## Your instructions
In the material below, find all lines with the string "value" and copy them.
** Opening Data provided block **
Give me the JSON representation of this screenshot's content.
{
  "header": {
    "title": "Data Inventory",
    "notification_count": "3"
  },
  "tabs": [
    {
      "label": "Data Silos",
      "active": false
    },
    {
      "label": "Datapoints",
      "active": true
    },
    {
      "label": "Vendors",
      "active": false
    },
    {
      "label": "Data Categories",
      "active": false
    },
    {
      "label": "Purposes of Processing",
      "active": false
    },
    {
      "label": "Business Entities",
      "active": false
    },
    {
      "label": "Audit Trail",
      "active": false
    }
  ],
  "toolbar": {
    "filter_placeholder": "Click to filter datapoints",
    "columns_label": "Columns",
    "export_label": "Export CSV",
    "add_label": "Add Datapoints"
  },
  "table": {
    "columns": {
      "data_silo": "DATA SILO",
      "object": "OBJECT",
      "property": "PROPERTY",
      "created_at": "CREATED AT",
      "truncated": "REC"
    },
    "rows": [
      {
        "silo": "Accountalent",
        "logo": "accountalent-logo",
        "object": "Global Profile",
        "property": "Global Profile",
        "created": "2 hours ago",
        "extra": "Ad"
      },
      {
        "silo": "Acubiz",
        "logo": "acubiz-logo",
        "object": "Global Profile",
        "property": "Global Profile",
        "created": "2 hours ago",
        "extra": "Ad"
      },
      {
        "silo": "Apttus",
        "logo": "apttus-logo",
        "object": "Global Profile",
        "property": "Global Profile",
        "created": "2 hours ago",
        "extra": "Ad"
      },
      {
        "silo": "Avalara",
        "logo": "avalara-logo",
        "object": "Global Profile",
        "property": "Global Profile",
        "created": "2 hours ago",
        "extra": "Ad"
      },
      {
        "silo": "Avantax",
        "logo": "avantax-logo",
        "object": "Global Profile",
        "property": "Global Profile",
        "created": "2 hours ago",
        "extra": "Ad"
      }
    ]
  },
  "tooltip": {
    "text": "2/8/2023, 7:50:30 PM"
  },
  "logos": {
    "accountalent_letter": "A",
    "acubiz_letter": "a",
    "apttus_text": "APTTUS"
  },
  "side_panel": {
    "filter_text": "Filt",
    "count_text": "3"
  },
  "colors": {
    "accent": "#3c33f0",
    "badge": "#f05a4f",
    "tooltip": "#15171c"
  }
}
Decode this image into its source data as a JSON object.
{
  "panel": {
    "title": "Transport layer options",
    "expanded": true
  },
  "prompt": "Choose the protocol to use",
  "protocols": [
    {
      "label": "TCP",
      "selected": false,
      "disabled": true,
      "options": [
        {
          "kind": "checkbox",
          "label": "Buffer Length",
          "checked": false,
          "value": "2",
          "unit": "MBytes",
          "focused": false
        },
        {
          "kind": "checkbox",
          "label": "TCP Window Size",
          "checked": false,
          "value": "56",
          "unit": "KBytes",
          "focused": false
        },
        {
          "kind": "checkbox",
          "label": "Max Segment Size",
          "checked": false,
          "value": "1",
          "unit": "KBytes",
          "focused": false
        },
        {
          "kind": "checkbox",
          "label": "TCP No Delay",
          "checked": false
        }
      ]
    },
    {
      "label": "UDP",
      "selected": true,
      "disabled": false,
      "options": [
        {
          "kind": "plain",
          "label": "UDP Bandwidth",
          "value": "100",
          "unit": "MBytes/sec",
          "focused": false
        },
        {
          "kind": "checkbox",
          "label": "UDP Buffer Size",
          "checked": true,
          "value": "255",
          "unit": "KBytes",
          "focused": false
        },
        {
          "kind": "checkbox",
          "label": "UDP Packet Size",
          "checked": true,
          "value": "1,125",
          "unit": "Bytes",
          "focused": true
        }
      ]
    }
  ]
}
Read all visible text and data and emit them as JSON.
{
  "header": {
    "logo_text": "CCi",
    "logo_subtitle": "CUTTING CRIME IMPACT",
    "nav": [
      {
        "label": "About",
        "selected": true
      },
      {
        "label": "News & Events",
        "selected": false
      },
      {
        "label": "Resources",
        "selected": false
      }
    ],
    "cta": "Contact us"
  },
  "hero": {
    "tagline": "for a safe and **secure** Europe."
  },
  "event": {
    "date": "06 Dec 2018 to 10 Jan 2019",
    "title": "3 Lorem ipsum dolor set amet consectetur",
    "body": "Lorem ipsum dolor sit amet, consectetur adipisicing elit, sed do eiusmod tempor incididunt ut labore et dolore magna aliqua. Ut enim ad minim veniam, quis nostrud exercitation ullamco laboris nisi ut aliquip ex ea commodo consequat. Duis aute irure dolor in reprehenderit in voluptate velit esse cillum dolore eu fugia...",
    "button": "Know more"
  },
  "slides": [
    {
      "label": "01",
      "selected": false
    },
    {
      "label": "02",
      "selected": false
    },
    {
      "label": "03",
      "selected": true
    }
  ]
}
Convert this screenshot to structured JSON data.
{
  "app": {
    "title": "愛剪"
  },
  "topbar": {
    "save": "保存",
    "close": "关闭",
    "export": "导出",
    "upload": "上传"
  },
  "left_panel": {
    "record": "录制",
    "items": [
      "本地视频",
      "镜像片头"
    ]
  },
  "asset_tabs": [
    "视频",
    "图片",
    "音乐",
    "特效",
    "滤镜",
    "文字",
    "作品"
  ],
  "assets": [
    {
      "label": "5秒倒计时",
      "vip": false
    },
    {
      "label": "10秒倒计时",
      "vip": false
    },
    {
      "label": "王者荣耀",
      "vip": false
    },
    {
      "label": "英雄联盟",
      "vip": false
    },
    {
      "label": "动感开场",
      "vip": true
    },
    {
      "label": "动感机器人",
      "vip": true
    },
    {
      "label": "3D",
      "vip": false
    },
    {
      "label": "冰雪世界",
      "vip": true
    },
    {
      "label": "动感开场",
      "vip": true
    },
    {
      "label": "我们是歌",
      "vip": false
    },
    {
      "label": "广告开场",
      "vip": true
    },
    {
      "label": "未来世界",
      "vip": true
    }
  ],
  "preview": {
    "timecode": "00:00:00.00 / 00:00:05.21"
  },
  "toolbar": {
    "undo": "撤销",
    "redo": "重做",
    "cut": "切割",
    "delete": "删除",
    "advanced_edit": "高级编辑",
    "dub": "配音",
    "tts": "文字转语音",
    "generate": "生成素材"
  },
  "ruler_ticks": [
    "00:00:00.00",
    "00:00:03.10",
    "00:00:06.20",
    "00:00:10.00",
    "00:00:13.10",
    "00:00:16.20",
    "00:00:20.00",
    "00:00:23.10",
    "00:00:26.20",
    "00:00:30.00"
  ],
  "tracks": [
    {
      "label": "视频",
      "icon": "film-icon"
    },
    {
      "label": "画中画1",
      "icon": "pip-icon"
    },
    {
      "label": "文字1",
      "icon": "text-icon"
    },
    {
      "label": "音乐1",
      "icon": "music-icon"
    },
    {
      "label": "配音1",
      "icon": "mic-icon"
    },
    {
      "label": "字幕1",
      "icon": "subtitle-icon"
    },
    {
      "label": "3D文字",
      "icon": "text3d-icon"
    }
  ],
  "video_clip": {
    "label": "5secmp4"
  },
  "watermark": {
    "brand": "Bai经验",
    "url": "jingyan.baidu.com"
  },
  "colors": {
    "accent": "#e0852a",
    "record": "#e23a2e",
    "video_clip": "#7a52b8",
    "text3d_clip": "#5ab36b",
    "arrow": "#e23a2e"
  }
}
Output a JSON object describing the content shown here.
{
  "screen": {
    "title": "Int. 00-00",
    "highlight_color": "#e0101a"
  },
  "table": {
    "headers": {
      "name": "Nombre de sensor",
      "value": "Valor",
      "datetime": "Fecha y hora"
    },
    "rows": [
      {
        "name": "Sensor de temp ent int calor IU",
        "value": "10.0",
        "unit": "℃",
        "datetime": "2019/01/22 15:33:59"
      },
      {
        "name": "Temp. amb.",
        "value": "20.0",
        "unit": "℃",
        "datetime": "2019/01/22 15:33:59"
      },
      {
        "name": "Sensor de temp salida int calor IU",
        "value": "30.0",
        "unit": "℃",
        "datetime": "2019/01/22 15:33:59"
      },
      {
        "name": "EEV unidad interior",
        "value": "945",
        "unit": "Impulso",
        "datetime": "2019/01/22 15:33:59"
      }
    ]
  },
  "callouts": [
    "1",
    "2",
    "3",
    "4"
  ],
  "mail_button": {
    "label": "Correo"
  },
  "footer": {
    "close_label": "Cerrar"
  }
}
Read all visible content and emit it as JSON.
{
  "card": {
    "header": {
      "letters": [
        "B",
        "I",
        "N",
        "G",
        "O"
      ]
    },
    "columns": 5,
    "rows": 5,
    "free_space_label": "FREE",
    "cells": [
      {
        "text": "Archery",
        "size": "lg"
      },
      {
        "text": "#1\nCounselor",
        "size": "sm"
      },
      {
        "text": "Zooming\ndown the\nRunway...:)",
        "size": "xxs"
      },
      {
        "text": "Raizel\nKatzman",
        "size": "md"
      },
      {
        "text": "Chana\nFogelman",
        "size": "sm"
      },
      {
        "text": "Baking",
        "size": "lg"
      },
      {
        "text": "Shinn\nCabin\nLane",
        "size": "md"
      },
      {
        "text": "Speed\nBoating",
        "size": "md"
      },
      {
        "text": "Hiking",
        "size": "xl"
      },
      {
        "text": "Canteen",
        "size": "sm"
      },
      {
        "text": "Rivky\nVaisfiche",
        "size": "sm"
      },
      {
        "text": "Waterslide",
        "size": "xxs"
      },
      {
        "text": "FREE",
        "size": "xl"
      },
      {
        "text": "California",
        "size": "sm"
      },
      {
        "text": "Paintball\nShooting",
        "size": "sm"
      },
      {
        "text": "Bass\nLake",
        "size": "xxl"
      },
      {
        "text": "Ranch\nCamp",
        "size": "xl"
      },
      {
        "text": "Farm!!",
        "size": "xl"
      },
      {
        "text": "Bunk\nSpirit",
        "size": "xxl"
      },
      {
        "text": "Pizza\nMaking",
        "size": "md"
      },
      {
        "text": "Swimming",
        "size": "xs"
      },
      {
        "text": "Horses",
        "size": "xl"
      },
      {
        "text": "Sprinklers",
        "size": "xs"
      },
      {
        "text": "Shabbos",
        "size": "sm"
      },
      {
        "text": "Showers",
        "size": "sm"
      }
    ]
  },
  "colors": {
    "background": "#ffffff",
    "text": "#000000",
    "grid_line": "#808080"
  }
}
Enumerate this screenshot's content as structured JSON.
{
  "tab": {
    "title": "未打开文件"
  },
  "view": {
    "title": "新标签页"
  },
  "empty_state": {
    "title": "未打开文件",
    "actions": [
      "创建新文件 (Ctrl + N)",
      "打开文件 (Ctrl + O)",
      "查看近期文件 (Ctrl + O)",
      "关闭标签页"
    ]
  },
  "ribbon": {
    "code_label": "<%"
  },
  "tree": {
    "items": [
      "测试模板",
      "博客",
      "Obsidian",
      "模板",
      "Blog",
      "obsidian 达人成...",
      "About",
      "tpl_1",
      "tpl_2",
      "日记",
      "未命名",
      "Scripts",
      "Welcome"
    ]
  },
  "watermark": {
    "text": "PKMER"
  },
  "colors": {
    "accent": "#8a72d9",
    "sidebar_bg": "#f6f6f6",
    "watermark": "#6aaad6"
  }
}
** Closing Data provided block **
## Task response
          "value": "2",
          "value": "56",
          "value": "1",
          "value": "100",
          "value": "255",
          "value": "1,125",
      "value": "Valor",
        "value": "10.0",
        "value": "20.0",
        "value": "30.0",
        "value": "945",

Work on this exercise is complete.